DS Clark 20. Review of Before Behind and Bigger Than the Bible (typed)

[The Presbyterian, Nov. 24, 1927] [This review by David S. Clark appeared on the same as a review by his son, Gordon H. Clark]


Before, Behind (and Bigger Than) the Bible. By Samuel Hamill Wood. Stratford Company; $1.50.

One cannot object that God is magnified, but we do regret when the Bible is minimized. God truly is older than the Bible, but the Bible is God’s Word, and loyalty to God must involve regard for his Word.

The author has a very inadequate conception of the Bible. To him it is just human literature, and that not of a very high order. The usual parrot-like repetition of the Wellhausen fallacy is given without an attempt at proof. Well, it is incapable of proof, and so he is wise not to attempt it. Yet we had hoped that the falsity of the theory had at least punctured the cuticle of the ordinary scholar.

To the author the miracles are largely legend, myth folklore. He puts a very disparaging estimate on Abraham, Lot, Jacob, Samuel and David; but sound the praises of Ishmael, Esau and Pharaoh. He holds up all the faults of the patriarchs in glaring conspicuity. He rings the changes on the barbarities of a crude age. It leaves the impression on an ordinary reader that all this recital thoroughly discredits the Bible as the Word of God. The Bible is true to the facts even as to the faults of its heroes and one of its chief functions is warning against sin. “These things were written for admonition.”

He thinks that the Bible might be amended to much profit, and that we are not bound to put on it any literal interpretation. Absolute literalism is not the position of the conservative; but even that would be better than an allegorizing method, or the latitude of the rationalist.

An example of the author’s interpretation follows: “And man became a living soul.” But “became” means development, and development is equivalent to evolution.

The proceeds of the sale of this book are to be devoted to the endowment fund of the Episcopal Church of St. Matthias, Philadelphia.
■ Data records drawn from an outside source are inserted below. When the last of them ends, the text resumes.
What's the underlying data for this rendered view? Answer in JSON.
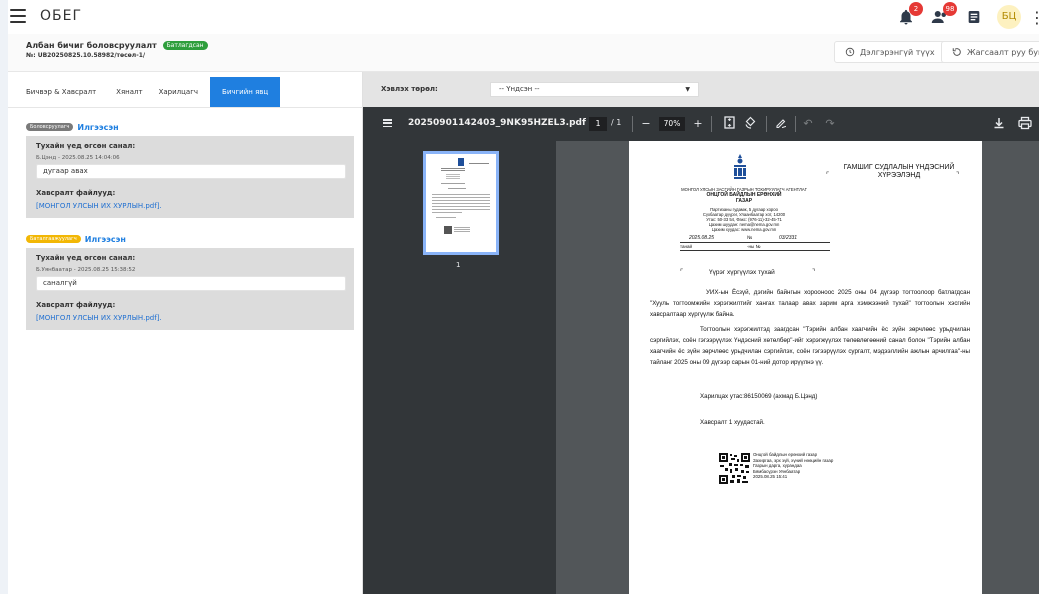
{
  "app": {
    "title": "ОБЕГ"
  },
  "top_icons": {
    "bell_badge": "2",
    "users_badge": "98",
    "avatar_initials": "БЦ"
  },
  "header": {
    "doc_title": "Албан бичиг боловсруулалт",
    "status": "Батлагдсан",
    "doc_no": "№: UB20250825.10.58982/төсөл-1/",
    "btn_long_list": "Дэлгэрэнгүй түүх",
    "btn_return": "Жагсаалт руу буцах"
  },
  "tabs": [
    {
      "label": "Бичвэр & Хавсралт"
    },
    {
      "label": "Хяналт"
    },
    {
      "label": "Харилцагч"
    },
    {
      "label": "Бичгийн явц"
    }
  ],
  "flow": [
    {
      "role": "Боловсруулагч",
      "role_color": "#7a7a7a",
      "status": "Илгээсэн",
      "comment_label": "Тухайн үед өгсөн санал:",
      "meta": "Б.Цэнд - 2025.08.25 14:04:06",
      "comment": "дугаар авах",
      "files_label": "Хавсралт файлууд:",
      "file_link": "[МОНГОЛ УЛСЫН ИХ ХУРЛЫН.pdf]."
    },
    {
      "role": "Баталгаажуулагч",
      "role_color": "#f2b705",
      "status": "Илгээсэн",
      "comment_label": "Тухайн үед өгсөн санал:",
      "meta": "Б.Уянбаатар - 2025.08.25 15:38:52",
      "comment": "саналгүй",
      "files_label": "Хавсралт файлууд:",
      "file_link": "[МОНГОЛ УЛСЫН ИХ ХУРЛЫН.pdf]."
    }
  ],
  "viewer": {
    "type_label": "Хэвлэх төрөл:",
    "type_value": "-- Үндсэн --"
  },
  "pdf": {
    "filename": "20250901142403_9NK95HZEL3.pdf",
    "page_current": "1",
    "page_total": "/ 1",
    "zoom": "70%",
    "thumb_number": "1"
  },
  "document": {
    "org_lines": [
      "МОНГОЛ УЛСЫН ЗАСГИЙН ГАЗРЫН ТОХИРУУЛАГЧ АГЕНТЛАГ",
      "ОНЦГОЙ БАЙДЛЫН ЕРӨНХИЙ",
      "ГАЗАР"
    ],
    "org_address": [
      "Партизаны гудамж, 5 дугаар хороо",
      "Сүхбаатар дүүрэг, Улаанбаатар хот, 14200",
      "Утас: 50-33 54, Факс: (976-11)-32-45-71",
      "Цахим шуудан: nema@nema.gov.mn",
      "Цахим хуудас: www.nema.gov.mn"
    ],
    "date": "2025.08.25",
    "no_label": "№",
    "number": "03/2331",
    "to_label": "танай",
    "to_no": "-ны №",
    "recipient": "ГАМШИГ СУДЛАЛЫН ҮНДЭСНИЙ ХҮРЭЭЛЭНД",
    "subject": "Үүрэг хүргүүлэх тухай",
    "paragraphs": [
      "УИХ-ын Ёсзүй, дэгийн байнгын хорооноос 2025 оны 04 дүгээр тогтоолоор батлагдсан \"Хууль тогтоомжийн хэрэгжилтийг хангах талаар авах зарим арга хэмжээний тухай\" тогтоолын хэсгийн хавсралтаар хүргүүлж байна.",
      "Тогтоолын хэрэгжилтэд заагдсан \"Тэрийн албан хаагчийн ёс зүйн зөрчлөөс урьдчилан сэргийлэх, соён гэгээрүүлэх Үндэсний хөтөлбөр\"-ийг хэрэгжүүлэх төлөвлөгөөний санал болон \"Тэрийн албан хаагчийн ёс зүйн зөрчлөөс урьдчилан сэргийлэх, соён гэгээрүүлэх сургалт, мэдээллийн ажлын арчилгаа\"-ны тайланг 2025 оны 09 дүгээр сарын 01-ний дотор ирүүлнэ үү."
    ],
    "contact": "Харилцах утас:86150069 (ахмад Б.Цэнд)",
    "attachment": "Хавсралт 1 хуудастай.",
    "signature": [
      "Онцгой байдлын ерөнхий газар",
      "Захиргаа, эрх зүй, хүний нөөцийн газар",
      "Газрын дарга, хурандаа",
      "Бямбасүрэн Уянбаатар",
      "2025.08.25 15:41"
    ]
  }
}
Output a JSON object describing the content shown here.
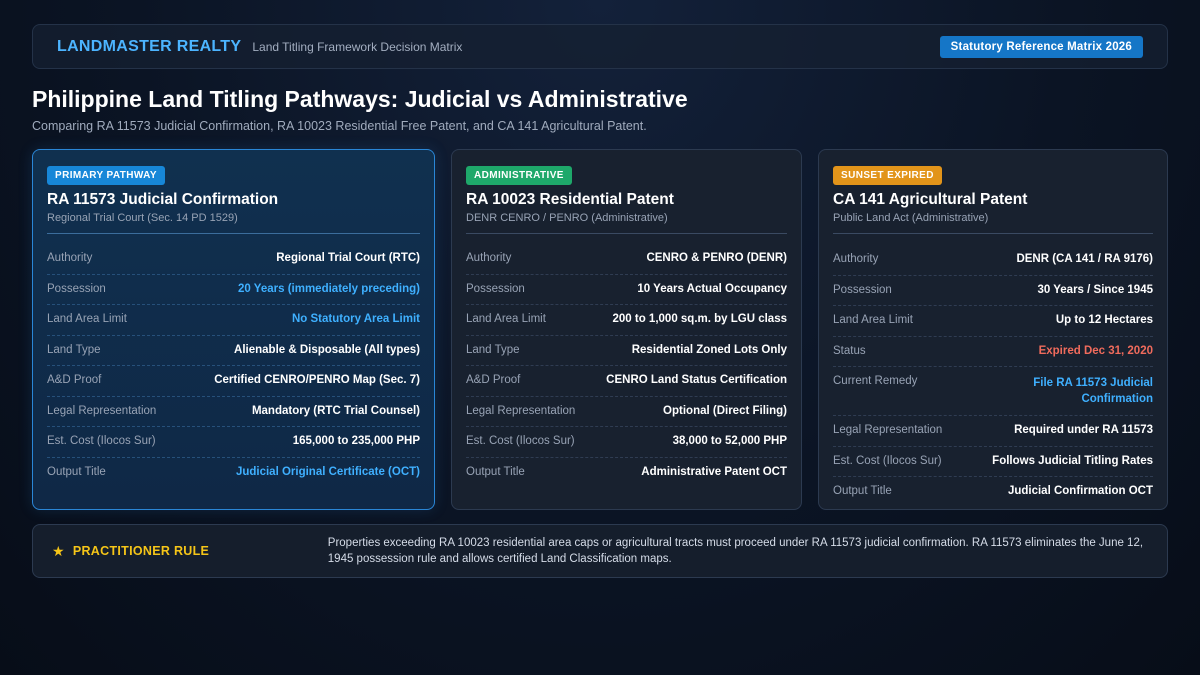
{
  "header": {
    "brand": "LANDMASTER REALTY",
    "subtitle": "Land Titling Framework Decision Matrix",
    "badge": "Statutory Reference Matrix 2026"
  },
  "title": "Philippine Land Titling Pathways: Judicial vs Administrative",
  "subtitle": "Comparing RA 11573 Judicial Confirmation, RA 10023 Residential Free Patent, and CA 141 Agricultural Patent.",
  "cards": [
    {
      "tag": "PRIMARY PATHWAY",
      "title": "RA 11573 Judicial Confirmation",
      "subtitle": "Regional Trial Court (Sec. 14 PD 1529)",
      "rows": [
        {
          "label": "Authority",
          "value": "Regional Trial Court (RTC)"
        },
        {
          "label": "Possession",
          "value": "20 Years (immediately preceding)"
        },
        {
          "label": "Land Area Limit",
          "value": "No Statutory Area Limit"
        },
        {
          "label": "Land Type",
          "value": "Alienable & Disposable (All types)"
        },
        {
          "label": "A&D Proof",
          "value": "Certified CENRO/PENRO Map (Sec. 7)"
        },
        {
          "label": "Legal Representation",
          "value": "Mandatory (RTC Trial Counsel)"
        },
        {
          "label": "Est. Cost (Ilocos Sur)",
          "value": "165,000 to 235,000 PHP"
        },
        {
          "label": "Output Title",
          "value": "Judicial Original Certificate (OCT)"
        }
      ]
    },
    {
      "tag": "ADMINISTRATIVE",
      "title": "RA 10023 Residential Patent",
      "subtitle": "DENR CENRO / PENRO (Administrative)",
      "rows": [
        {
          "label": "Authority",
          "value": "CENRO & PENRO (DENR)"
        },
        {
          "label": "Possession",
          "value": "10 Years Actual Occupancy"
        },
        {
          "label": "Land Area Limit",
          "value": "200 to 1,000 sq.m. by LGU class"
        },
        {
          "label": "Land Type",
          "value": "Residential Zoned Lots Only"
        },
        {
          "label": "A&D Proof",
          "value": "CENRO Land Status Certification"
        },
        {
          "label": "Legal Representation",
          "value": "Optional (Direct Filing)"
        },
        {
          "label": "Est. Cost (Ilocos Sur)",
          "value": "38,000 to 52,000 PHP"
        },
        {
          "label": "Output Title",
          "value": "Administrative Patent OCT"
        }
      ]
    },
    {
      "tag": "SUNSET EXPIRED",
      "title": "CA 141 Agricultural Patent",
      "subtitle": "Public Land Act (Administrative)",
      "rows": [
        {
          "label": "Authority",
          "value": "DENR (CA 141 / RA 9176)"
        },
        {
          "label": "Possession",
          "value": "30 Years / Since 1945"
        },
        {
          "label": "Land Area Limit",
          "value": "Up to 12 Hectares"
        },
        {
          "label": "Status",
          "value": "Expired Dec 31, 2020"
        },
        {
          "label": "Current Remedy",
          "value": "File RA 11573 Judicial Confirmation"
        },
        {
          "label": "Legal Representation",
          "value": "Required under RA 11573"
        },
        {
          "label": "Est. Cost (Ilocos Sur)",
          "value": "Follows Judicial Titling Rates"
        },
        {
          "label": "Output Title",
          "value": "Judicial Confirmation OCT"
        }
      ]
    }
  ],
  "rule": {
    "label": "PRACTITIONER RULE",
    "text": "Properties exceeding RA 10023 residential area caps or agricultural tracts must proceed under RA 11573 judicial confirmation. RA 11573 eliminates the June 12, 1945 possession rule and allows certified Land Classification maps."
  },
  "colors": {
    "brand": "#4cb4ff",
    "accent_blue": "#1787d8",
    "accent_green": "#1ea86a",
    "accent_orange": "#e2941a",
    "highlight_blue": "#3fb0ff",
    "alert_red": "#f06b5c",
    "rule_yellow": "#f5c518"
  },
  "icons": {
    "rule": "star-icon"
  }
}
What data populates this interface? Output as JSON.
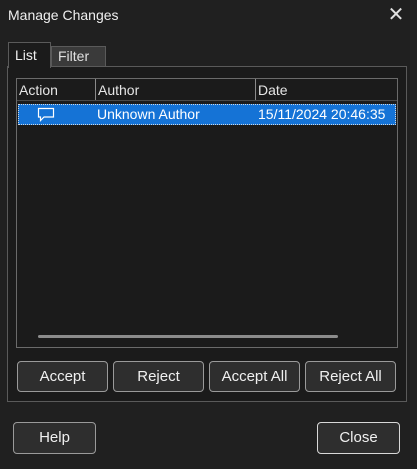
{
  "window": {
    "title": "Manage Changes",
    "close_glyph": "✕"
  },
  "tabs": [
    {
      "label": "List",
      "selected": true
    },
    {
      "label": "Filter",
      "selected": false
    }
  ],
  "list": {
    "columns": [
      "Action",
      "Author",
      "Date"
    ],
    "rows": [
      {
        "action_icon": "comment-icon",
        "author": "Unknown Author",
        "date": "15/11/2024 20:46:35",
        "selected": true
      }
    ]
  },
  "buttons": {
    "accept": "Accept",
    "reject": "Reject",
    "accept_all": "Accept All",
    "reject_all": "Reject All",
    "help": "Help",
    "close": "Close"
  },
  "colors": {
    "background": "#202020",
    "selection": "#1573d6"
  }
}
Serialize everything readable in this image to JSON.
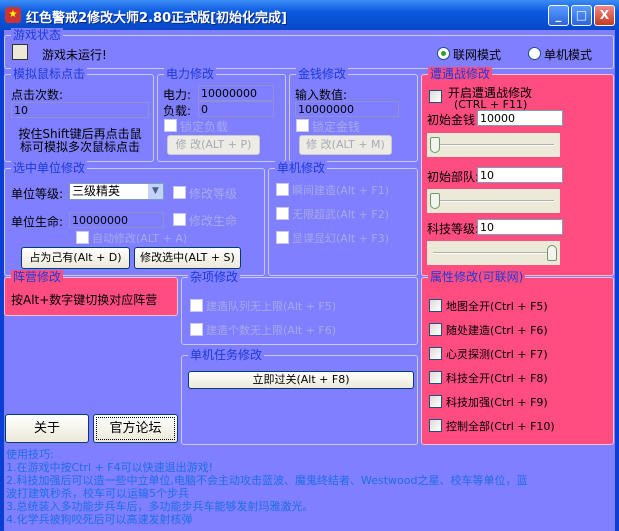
{
  "window": {
    "title": "红色警戒2修改大师2.80正式版[初始化完成]",
    "minimize": "_",
    "maximize": "□",
    "close": "X"
  },
  "status": {
    "title": "游戏状态",
    "text": "游戏未运行!",
    "radio_online": "联网模式",
    "radio_single": "单机模式",
    "selected": "online"
  },
  "mouse": {
    "title": "模拟鼠标点击",
    "count_label": "点击次数:",
    "count_value": "10",
    "hint1": "按住Shift键后再点击鼠",
    "hint2": "标可模拟多次鼠标点击"
  },
  "power": {
    "title": "电力修改",
    "power_label": "电力:",
    "power_value": "10000000",
    "load_label": "负载:",
    "load_value": "0",
    "lock": "锁定负载",
    "button": "修 改(ALT + P)"
  },
  "money": {
    "title": "金钱修改",
    "input_label": "输入数值:",
    "value": "10000000",
    "lock": "锁定金钱",
    "button": "修 改(ALT + M)"
  },
  "skirmish": {
    "title": "遭遇战修改",
    "enable": "开启遭遇战修改",
    "hotkey": "(CTRL + F11)",
    "money_label": "初始金钱",
    "money_value": "10000",
    "units_label": "初始部队:",
    "units_value": "10",
    "tech_label": "科技等级:",
    "tech_value": "10",
    "money_slider": 0,
    "units_slider": 0,
    "tech_slider": 1
  },
  "unit": {
    "title": "选中单位修改",
    "level_label": "单位等级:",
    "level_value": "三级精英",
    "mod_level": "修改等级",
    "life_label": "单位生命:",
    "life_value": "10000000",
    "mod_life": "修改生命",
    "auto": "自动修改(ALT + A)",
    "own_button": "占为己有(Alt + D)",
    "modify_button": "修改选中(ALT + S)"
  },
  "single": {
    "title": "单机修改",
    "items": [
      "瞬间建造(Alt + F1)",
      "无限超武(Alt + F2)",
      "显谍显幻(Alt + F3)"
    ]
  },
  "faction": {
    "title": "阵营修改",
    "text": "按Alt+数字键切换对应阵营"
  },
  "misc": {
    "title": "杂项修改",
    "items": [
      "建造队列无上限(Alt + F5)",
      "建造个数无上限(Alt + F6)"
    ]
  },
  "mission": {
    "title": "单机任务修改",
    "button": "立即过关(Alt + F8)"
  },
  "attr": {
    "title": "属性修改(可联网)",
    "items": [
      "地图全开(Ctrl + F5)",
      "随处建造(Ctrl + F6)",
      "心灵探测(Ctrl + F7)",
      "科技全开(Ctrl + F8)",
      "科技加强(Ctrl + F9)",
      "控制全部(Ctrl + F10)"
    ]
  },
  "footer": {
    "about": "关于",
    "forum": "官方论坛"
  },
  "tips": {
    "title": "使用技巧:",
    "lines": [
      "1.在游戏中按Ctrl + F4可以快速退出游戏!",
      "2.科技加强后可以造一些中立单位,电脑不会主动攻击蓝波、魔鬼终结者、Westwood之星、校车等单位，蓝",
      "波打建筑秒杀，校车可以运输5个步兵",
      "3.总统装入多功能步兵车后，多功能步兵车能够发射玛雅激光。",
      "4.化学兵被狗咬死后可以高速发射核弹"
    ]
  }
}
We hope the church will get the endowment; but we are not greatly anxious for the wide circulation of this book.